  34. Other Common Home Triggers • Molds: Basements, Bathrooms • Smoke and Gases: Kerosene heaters, wood stoves, fireplaces • Volatile Organic Compounds (VOCs) - Hairspray, cooking spray and odors, furniture polish, new carpets, perfumes • Tobacco Smoke

  35. Mold • Mold spores are everywhere! • Mold growth in a home can affect your asthma in three ways: • Allergen • Mycotoxins (toxic mold) –VERY RARE • VOCs can irritate the airways and worsen asthma symptoms. • Grow everywhere: wood surfaces, insulation materials, beneath carpets, inside duct work, bathroom tiles…...

  36. A Mold Problem is a Moisture Problem

  37. Three Types of Moisture Problems • Overall high humidity • Cold walls • Water infiltration

  38. Solution to Confined, Surface Contamination • Add more ventilation • Increase air circulation • Avoid dead air spaces • Add a good dehumidifier • Change habits • Clean it up

  39. Mold • Moisture control = mold control, so - ACT QUICKLY. If wet or damp materials or areas are dried 24-48 hours after a leak or spill, in most cases mold will not grow. • Scrub mold off hard surfaces with detergent and water; dry completely. • Absorbent or porous materials, such as ceiling tiles and carpet, may have to be thrown away. "A Brief Guide to Mold and Moisture in Your Home" EPA Publication #402-K-02-003

  40. Smoke & Gases • Appliances that burn gas, oil or wood such as furnaces, stoves, kerosene lamps, and space heaters • NO2 the worst! - lung irritant and can increase your sensitivity to other asthma triggers Courtesy of MCHD Environmental Health

  41. Smoke & Gases- minimize production • Have the heating system inspected annually. • Inspect and keep clear the chimney clean-out opening • Do not use un-vented space heaters • Do not use stoves for heating • Do not use wood burning fireplaces • Use kitchen exhaust fans • Do not let the car idle in the garage Courtesy of MCHD Environmental Health

  42. Volatile Organic Compounds (VOCs) • Group of chemicals with similar properties • # of common sources in most homes • Off-gassing from pressed wood and dry cleaning • Strategies – limit use and store properly Courtesy of MCHD Environmental Health

  43. Tobacco Smoke • Most dangerous irritant! • Research showing causative links to asthma (especially in pregnancy) • Estimated 46.5 M adults in the US smoke = 23.25 M deaths • 440,000 deaths each year, 1:5 die Source: ALA “Trends in Tobacco Use”

  44. Techniques That May Modify Indoor Air • Vacuuming 1-2 times/week • Damp Mopping • Air conditioning during warm weather is recommended for asthma patients • Dehumidifiers will reduce house-dust mite levels in high-humidity areas • HEPA filters can reduce airborne cat dander mold spores and particulate tobacco smoke – not a substitute for more effective measures Courtesy of MCHD Environmental Health

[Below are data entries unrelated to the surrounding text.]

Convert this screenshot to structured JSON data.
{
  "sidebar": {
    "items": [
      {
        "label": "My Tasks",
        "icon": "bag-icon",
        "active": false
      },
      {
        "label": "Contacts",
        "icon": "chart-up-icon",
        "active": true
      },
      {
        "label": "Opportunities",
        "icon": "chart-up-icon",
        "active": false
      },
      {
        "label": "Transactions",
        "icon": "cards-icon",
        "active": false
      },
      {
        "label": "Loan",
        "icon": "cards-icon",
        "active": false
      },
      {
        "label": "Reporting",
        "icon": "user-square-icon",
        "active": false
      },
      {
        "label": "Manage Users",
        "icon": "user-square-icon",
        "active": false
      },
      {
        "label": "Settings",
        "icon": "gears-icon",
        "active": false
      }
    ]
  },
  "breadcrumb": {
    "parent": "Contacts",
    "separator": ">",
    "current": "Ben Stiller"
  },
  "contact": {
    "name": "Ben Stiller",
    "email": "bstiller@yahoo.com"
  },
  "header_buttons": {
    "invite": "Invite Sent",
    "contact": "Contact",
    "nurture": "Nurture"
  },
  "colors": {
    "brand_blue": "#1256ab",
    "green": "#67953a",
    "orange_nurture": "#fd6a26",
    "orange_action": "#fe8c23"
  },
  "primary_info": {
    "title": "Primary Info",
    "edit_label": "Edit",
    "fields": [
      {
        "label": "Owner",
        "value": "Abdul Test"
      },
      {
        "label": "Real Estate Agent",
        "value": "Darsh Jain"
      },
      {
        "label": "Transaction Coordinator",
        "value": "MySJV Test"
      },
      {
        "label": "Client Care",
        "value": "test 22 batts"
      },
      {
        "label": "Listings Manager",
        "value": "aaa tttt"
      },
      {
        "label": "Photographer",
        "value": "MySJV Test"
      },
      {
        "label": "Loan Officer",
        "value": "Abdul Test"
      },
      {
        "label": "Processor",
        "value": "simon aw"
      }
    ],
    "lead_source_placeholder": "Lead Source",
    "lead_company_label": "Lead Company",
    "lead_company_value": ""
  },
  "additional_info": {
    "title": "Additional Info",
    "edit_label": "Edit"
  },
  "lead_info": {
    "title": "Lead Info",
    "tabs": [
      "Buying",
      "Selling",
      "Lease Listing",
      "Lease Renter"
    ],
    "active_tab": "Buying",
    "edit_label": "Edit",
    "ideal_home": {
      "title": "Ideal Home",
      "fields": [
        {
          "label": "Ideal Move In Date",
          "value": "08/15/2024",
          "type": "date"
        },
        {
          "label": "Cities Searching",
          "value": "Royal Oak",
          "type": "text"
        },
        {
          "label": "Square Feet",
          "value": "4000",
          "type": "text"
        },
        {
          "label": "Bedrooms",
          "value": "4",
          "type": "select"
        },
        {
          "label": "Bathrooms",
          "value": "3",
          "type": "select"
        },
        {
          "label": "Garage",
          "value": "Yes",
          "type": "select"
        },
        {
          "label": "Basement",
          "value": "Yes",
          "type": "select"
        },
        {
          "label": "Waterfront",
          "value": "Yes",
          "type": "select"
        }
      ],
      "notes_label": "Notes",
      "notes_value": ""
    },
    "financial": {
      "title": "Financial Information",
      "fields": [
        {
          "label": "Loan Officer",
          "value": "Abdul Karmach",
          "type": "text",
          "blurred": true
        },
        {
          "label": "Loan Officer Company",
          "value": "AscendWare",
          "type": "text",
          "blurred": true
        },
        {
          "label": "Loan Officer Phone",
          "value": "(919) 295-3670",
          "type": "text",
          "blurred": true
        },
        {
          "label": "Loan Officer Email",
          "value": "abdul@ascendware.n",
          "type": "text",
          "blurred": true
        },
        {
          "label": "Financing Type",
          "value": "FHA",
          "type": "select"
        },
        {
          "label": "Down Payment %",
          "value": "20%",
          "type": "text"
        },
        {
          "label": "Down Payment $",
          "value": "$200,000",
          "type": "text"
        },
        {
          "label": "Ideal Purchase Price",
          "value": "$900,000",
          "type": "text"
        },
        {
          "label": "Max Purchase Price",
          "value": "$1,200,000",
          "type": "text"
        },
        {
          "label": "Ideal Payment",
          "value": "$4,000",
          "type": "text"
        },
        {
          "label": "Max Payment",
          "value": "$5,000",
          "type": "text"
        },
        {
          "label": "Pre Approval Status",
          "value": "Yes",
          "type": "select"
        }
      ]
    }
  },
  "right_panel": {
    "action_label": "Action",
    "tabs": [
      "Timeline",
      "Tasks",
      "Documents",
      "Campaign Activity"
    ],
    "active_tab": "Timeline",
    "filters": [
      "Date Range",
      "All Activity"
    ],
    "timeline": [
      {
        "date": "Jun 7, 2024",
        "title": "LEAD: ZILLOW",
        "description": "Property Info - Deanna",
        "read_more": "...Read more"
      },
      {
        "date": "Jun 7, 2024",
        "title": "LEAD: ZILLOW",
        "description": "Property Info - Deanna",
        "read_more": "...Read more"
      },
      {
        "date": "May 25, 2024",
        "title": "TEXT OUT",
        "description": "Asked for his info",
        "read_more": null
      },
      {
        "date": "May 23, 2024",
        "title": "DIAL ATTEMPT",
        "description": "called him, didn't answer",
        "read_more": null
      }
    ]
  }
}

  45. LeadLine 503-988-4000 or 1-800-368-5060 • Anyone can call • Physicians for recommendations • Patients/community members • Can give you a free water testing kit • Concern is with houses built before 1978 • Peeling paint • Painting over does not help • Windows and doors lead dust • Clean with damp cloth weekly

  46. Complicated Solutions • Acknowledge that where we live impacts health • Environment consists of: • Community • Social • Physical • Economic • Housing policy is health policy • Neighborhood improvement policies are health policies Unnatural causes- pdf transcript “Place Matters”

  47. Effective Housing Policies Reduce Future Exposure to Children • Strict enforcement: report of dangerous levels of lead to owner, residents at address and state lead program • Limited enforcement addresses were 4.6 times more likely to house a future child who became lead poisoned American Journal of Public Health, April 2001